Give a bare count of the lines with "покупаю" in the material below.

### TASK MATERIAL:
━━━━━━━━━━━━━━━━━━━━━━━━━━━━━━
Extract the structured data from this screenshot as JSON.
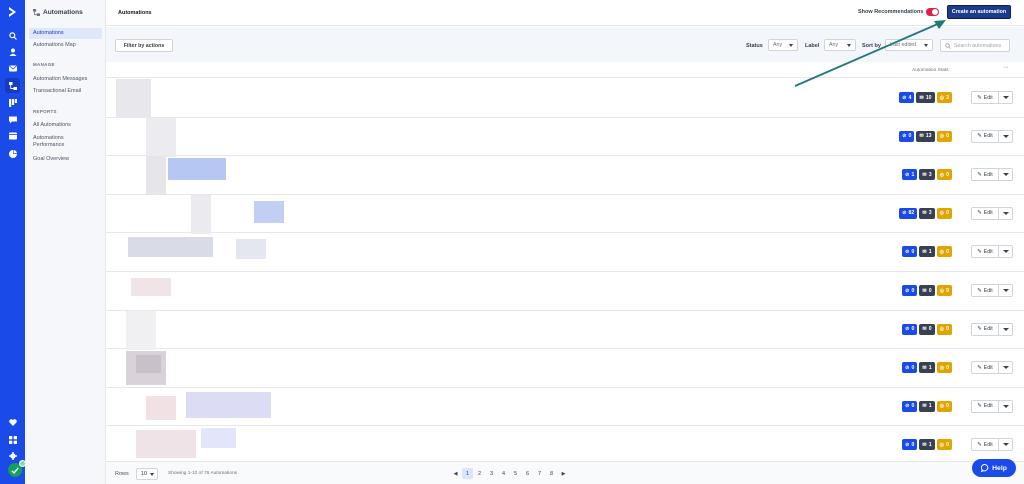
{
  "nav_rail": {
    "icons": [
      "logo-chevron-icon",
      "search-icon",
      "contacts-icon",
      "campaigns-icon",
      "automations-icon",
      "pipelines-icon",
      "conversations-icon",
      "site-icon",
      "reports-icon",
      "favorites-icon",
      "apps-icon",
      "settings-icon"
    ],
    "accent": "#1a4ae8"
  },
  "subnav": {
    "header": "Automations",
    "items_top": [
      "Automations",
      "Automations Map"
    ],
    "section_manage": "MANAGE",
    "items_manage": [
      "Automation Messages",
      "Transactional Email"
    ],
    "section_reports": "REPORTS",
    "items_reports": [
      "All Automations",
      "Automations Performance",
      "Goal Overview"
    ]
  },
  "topbar": {
    "title": "Automations",
    "recommendations_label": "Show Recommendations",
    "create_label": "Create an automation"
  },
  "filters": {
    "filter_button": "Filter by actions",
    "status_label": "Status",
    "status_value": "Any",
    "label_label": "Label",
    "label_value": "Any",
    "sort_label": "Sort by",
    "sort_value": "Last edited",
    "search_placeholder": "Search automations"
  },
  "list": {
    "stats_header": "Automation Stats",
    "more": "···",
    "edit_label": "Edit",
    "rows": [
      {
        "contacts": "4",
        "emails": "10",
        "goals": "3"
      },
      {
        "contacts": "0",
        "emails": "13",
        "goals": "0"
      },
      {
        "contacts": "1",
        "emails": "3",
        "goals": "0"
      },
      {
        "contacts": "82",
        "emails": "3",
        "goals": "0"
      },
      {
        "contacts": "0",
        "emails": "1",
        "goals": "0"
      },
      {
        "contacts": "0",
        "emails": "0",
        "goals": "9"
      },
      {
        "contacts": "0",
        "emails": "0",
        "goals": "0"
      },
      {
        "contacts": "0",
        "emails": "1",
        "goals": "0"
      },
      {
        "contacts": "0",
        "emails": "1",
        "goals": "0"
      },
      {
        "contacts": "0",
        "emails": "1",
        "goals": "0"
      }
    ]
  },
  "pager": {
    "rows_label": "Rows",
    "rows_value": "10",
    "showing": "Showing 1-10 of 76 Automations",
    "prev": "◀",
    "next": "▶",
    "pages": [
      "1",
      "2",
      "3",
      "4",
      "5",
      "6",
      "7",
      "8"
    ],
    "current": "1"
  },
  "help": {
    "label": "Help"
  },
  "colors": {
    "blue": "#1a4ae8",
    "dark": "#374151",
    "gold": "#e0a500",
    "annotation": "#1f7a7a"
  }
}
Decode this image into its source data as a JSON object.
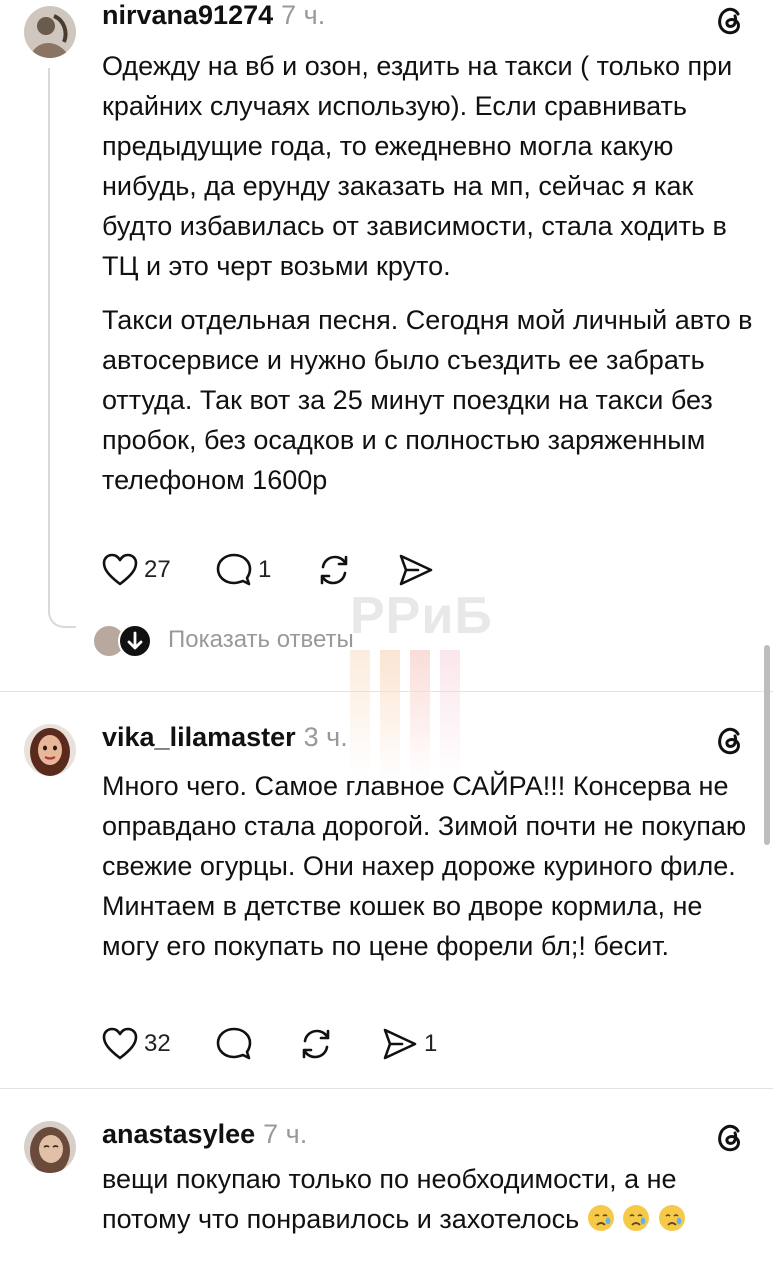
{
  "watermark": "РРиБ",
  "show_replies_label": "Показать ответы",
  "posts": [
    {
      "username": "nirvana91274",
      "time": "7 ч.",
      "paragraphs": [
        "Одежду на вб и озон, ездить на такси ( только при крайних случаях использую). Если сравнивать предыдущие года, то ежедневно могла какую нибудь, да ерунду заказать на мп, сейчас я как будто избавилась от зависимости, стала ходить в ТЦ и это черт возьми круто.",
        "Такси отдельная песня. Сегодня мой личный авто в автосервисе и нужно было съездить ее забрать оттуда. Так вот за 25 минут поездки на такси без пробок, без осадков и с полностью заряженным телефоном 1600р"
      ],
      "likes": "27",
      "comments": "1",
      "reposts": "",
      "shares": ""
    },
    {
      "username": "vika_lilamaster",
      "time": "3 ч.",
      "paragraphs": [
        "Много чего. Самое главное САЙРА!!! Консерва не оправдано стала дорогой. Зимой почти не покупаю свежие огурцы. Они нахер дороже куриного филе. Минтаем в детстве кошек во дворе кормила, не могу его покупать по цене форели бл;! бесит."
      ],
      "likes": "32",
      "comments": "",
      "reposts": "",
      "shares": "1"
    },
    {
      "username": "anastasylee",
      "time": "7 ч.",
      "paragraphs": [
        "вещи покупаю только по необходимости, а не потому что понравилось и захотелось"
      ],
      "emoji": "crying-face-emoji"
    }
  ],
  "colors": {
    "text": "#111111",
    "muted": "#999999",
    "divider": "#e3e3e3"
  }
}
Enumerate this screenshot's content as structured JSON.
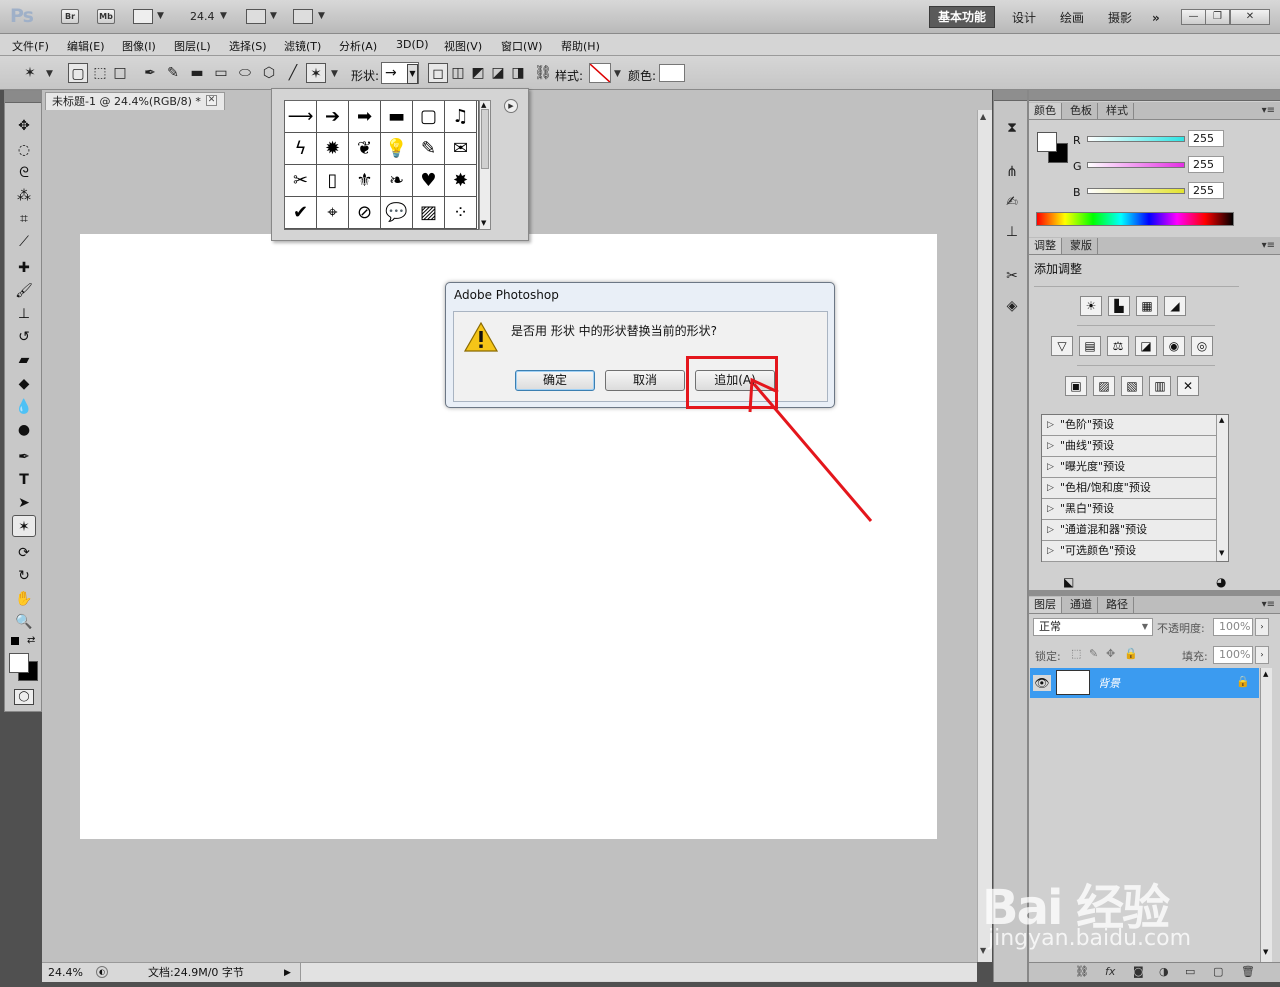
{
  "app": {
    "logo": "Ps",
    "bridge_label": "Br",
    "mini_bridge_label": "Mb",
    "zoom": "24.4",
    "workspaces": [
      "基本功能",
      "设计",
      "绘画",
      "摄影"
    ],
    "workspace_more": "»",
    "window_controls": [
      "—",
      "❐",
      "✕"
    ]
  },
  "menu": [
    "文件(F)",
    "编辑(E)",
    "图像(I)",
    "图层(L)",
    "选择(S)",
    "滤镜(T)",
    "分析(A)",
    "3D(D)",
    "视图(V)",
    "窗口(W)",
    "帮助(H)"
  ],
  "options": {
    "shape_label": "形状:",
    "shape_value": "→",
    "style_label": "样式:",
    "color_label": "颜色:"
  },
  "document": {
    "tab_title": "未标题-1 @ 24.4%(RGB/8) *",
    "close": "✕"
  },
  "status": {
    "zoom": "24.4%",
    "doc_info": "文档:24.9M/0 字节"
  },
  "shape_picker": {
    "shapes": [
      "⟶",
      "➔",
      "➡",
      "▬",
      "▢",
      "♫",
      "ϟ",
      "✹",
      "❦",
      "💡",
      "✎",
      "✉",
      "✂",
      "▯",
      "⚜",
      "❧",
      "♥",
      "✸",
      "✔",
      "⌖",
      "⊘",
      "💬",
      "▨",
      "⁘"
    ],
    "menu_icon": "▶"
  },
  "dialog": {
    "title": "Adobe Photoshop",
    "message": "是否用 形状 中的形状替换当前的形状?",
    "ok": "确定",
    "cancel": "取消",
    "append": "追加(A)"
  },
  "panels": {
    "color": {
      "tabs": [
        "颜色",
        "色板",
        "样式"
      ],
      "channels": [
        {
          "label": "R",
          "value": "255",
          "color": "#2fe3e3"
        },
        {
          "label": "G",
          "value": "255",
          "color": "#e32fe3"
        },
        {
          "label": "B",
          "value": "255",
          "color": "#e3e32f"
        }
      ]
    },
    "adjustments": {
      "tabs": [
        "调整",
        "蒙版"
      ],
      "title": "添加调整",
      "icons_row1": [
        "☀",
        "▙",
        "▦",
        "◢"
      ],
      "icons_row2": [
        "▽",
        "▤",
        "⚖",
        "◪",
        "◉",
        "◎"
      ],
      "icons_row3": [
        "▣",
        "▨",
        "▧",
        "▥",
        "✕"
      ],
      "presets": [
        "\"色阶\"预设",
        "\"曲线\"预设",
        "\"曝光度\"预设",
        "\"色相/饱和度\"预设",
        "\"黑白\"预设",
        "\"通道混和器\"预设",
        "\"可选颜色\"预设"
      ]
    },
    "layers": {
      "tabs": [
        "图层",
        "通道",
        "路径"
      ],
      "blend_mode": "正常",
      "opacity_label": "不透明度:",
      "opacity": "100%",
      "lock_label": "锁定:",
      "fill_label": "填充:",
      "fill": "100%",
      "layer_name": "背景"
    }
  },
  "watermark": {
    "brand": "Bai 经验",
    "url": "jingyan.baidu.com"
  },
  "colors": {
    "highlight": "#e4161c",
    "layer_selected": "#3b9bf0",
    "workspace_active": "#5a5a5a"
  }
}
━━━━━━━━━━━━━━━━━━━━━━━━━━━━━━
### RESPONSE:
2